Approximately 76% of B2B customers expect companies to have a deep understanding of their specific needs and requirements. As personalization and customization help provide customers with exactly what they desire, it strengthens customer relationships, increases brand loyalty, and encourages users to come back for your product again and again.

For example, Acadeum, an online course-sharing and selling software designed for universities, has diverse user groups, including advisors, student consultants, and institution admins, each having distinct requirements from the platform. To cater to their specific needs, we designed an interface that allows users to select their role, and the platform will provide them with relevant information accordingly.

designing personalised UI for a e-learning SaaS platform

3. Minimize friction as much as possible

Even minor issues can lead to major frustrations over time, and this can cause users to lose interest in your product. When talking about friction, we refer to any obstacle or difficulty that prevents a user from completing a desired action on your product, such as an intrusive newsletter signup overlay that blocks the main content, or unnecessary and optional questions in a checkout process.

To prevent this, consider implementing features like form autofill to streamline everyday processes.

Here’s what we did with a long and confusing fill-in form for Ricochet360 CRM system.

bad UI UX example of a long fill-in form
Before the redesign
designing long fill-in form for a CRM system
After the redesign

It went from a large 30-field form with no indication of data format to a shorter and simpler screen with hints and only the most commonly used fields shown.

4. Reduce cognitive load 

The amount of mental effort required to use an app, also known as cognitive load, impacts how easily users navigate the app and complete tasks. And quick and successful task completion makes users want to stay with you longer.

After years of experience working with complex and data-intensive products, we have compiled a list of top UX patterns that are effective in reducing cognitive load, such as using Wizard pattern, two-level menus, and versatile filtering systems.

In UX design, it is recommended to limit the optimal cognitive load to 5 (+/- 2) objects. We used this rule to get rid of the navigation overload when creating designs for Spoonfed, a food logistics company. 

simple navigation system design example
Each card of a navigation system contains no more than 5 items

5. Keep upgrading your product

SaaS solutions are constantly evolving with the advancements in cloud technologies and changing business and users' needs. So, it’s natural for SaaS providers to ensure that their software keeps pace with these changes if they want to survive in a competitive modern market. And probably that is the reason why we’ve seen so many product redesign requests from our clients recently. SaaS product redesign is aimed to enhance the value of your product, making it more efficient in serving its users, and this way retaining them.

As you can see, investing in UI/UX design can be an effective customer retention strategy for SaaS companies. It can help simplify complex workflows, streamline navigation, and make it easier for users to achieve their goals. This, in turn, can reduce frustration, boost customer satisfaction, and encourage users to continue using the software.

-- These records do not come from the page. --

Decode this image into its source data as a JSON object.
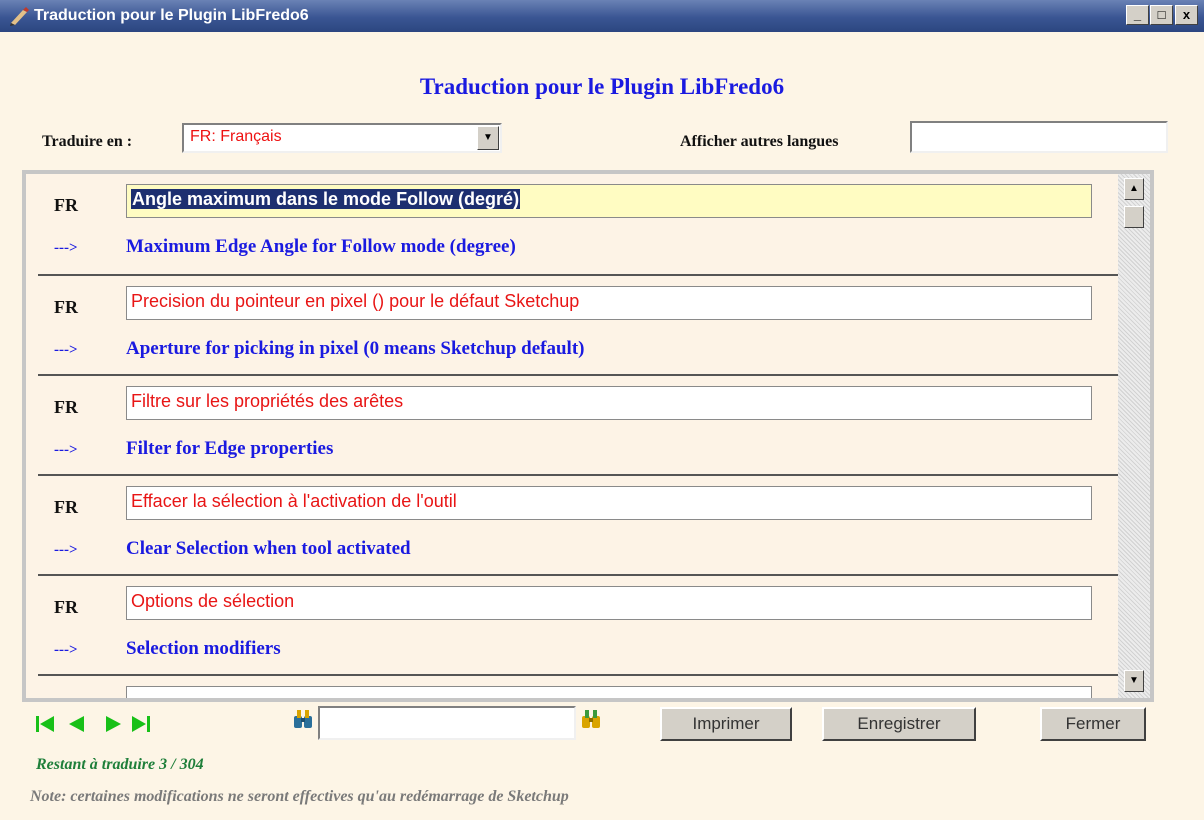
{
  "window": {
    "title": "Traduction pour le Plugin LibFredo6",
    "minimize": "_",
    "maximize": "□",
    "close": "x"
  },
  "heading": "Traduction pour le Plugin LibFredo6",
  "traduire_label": "Traduire en :",
  "language_select": {
    "value": "FR: Français"
  },
  "afficher_label": "Afficher autres langues",
  "afficher_value": "",
  "arrow_prefix": "--->",
  "entries": [
    {
      "code": "FR",
      "translation_text": "Angle maximum dans le mode Follow (degré)",
      "original": "Maximum Edge Angle for Follow mode (degree)"
    },
    {
      "code": "FR",
      "translation": "Precision du pointeur en pixel () pour le défaut Sketchup",
      "original": "Aperture for picking in pixel (0 means Sketchup default)"
    },
    {
      "code": "FR",
      "translation": "Filtre sur les propriétés des arêtes",
      "original": "Filter for Edge properties"
    },
    {
      "code": "FR",
      "translation": "Effacer la sélection à l'activation de l'outil",
      "original": "Clear Selection when tool activated"
    },
    {
      "code": "FR",
      "translation": "Options de sélection",
      "original": "Selection modifiers"
    },
    {
      "code": "",
      "translation": "",
      "original": ""
    }
  ],
  "navigation": {
    "icons": [
      "first-icon",
      "previous-icon",
      "next-icon",
      "last-icon"
    ],
    "nav_color": "#18c018"
  },
  "search": {
    "value": ""
  },
  "buttons": {
    "imprimer": "Imprimer",
    "enregistrer": "Enregistrer",
    "fermer": "Fermer"
  },
  "status": {
    "restant": "Restant à traduire 3 / 304",
    "note": "Note: certaines modifications ne seront effectives qu'au redémarrage de Sketchup"
  },
  "colors": {
    "title_bar": "#3a5593",
    "background": "#fdf5e6",
    "heading": "#1a1ae0",
    "translation_text": "#e81515",
    "status_green": "#1f7f3a"
  }
}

To make sure you spend your resources wisely, you need a reliable design partner who will understand your business, listen to your ideas, but also have their own professional opinion. Partnering with Eleken means collaborating with a team of experienced designers who are passionate about creating intuitive and delightful user experiences. Let's turn your SaaS product into a customer magnet together. Reach out to us to schedule a consultation.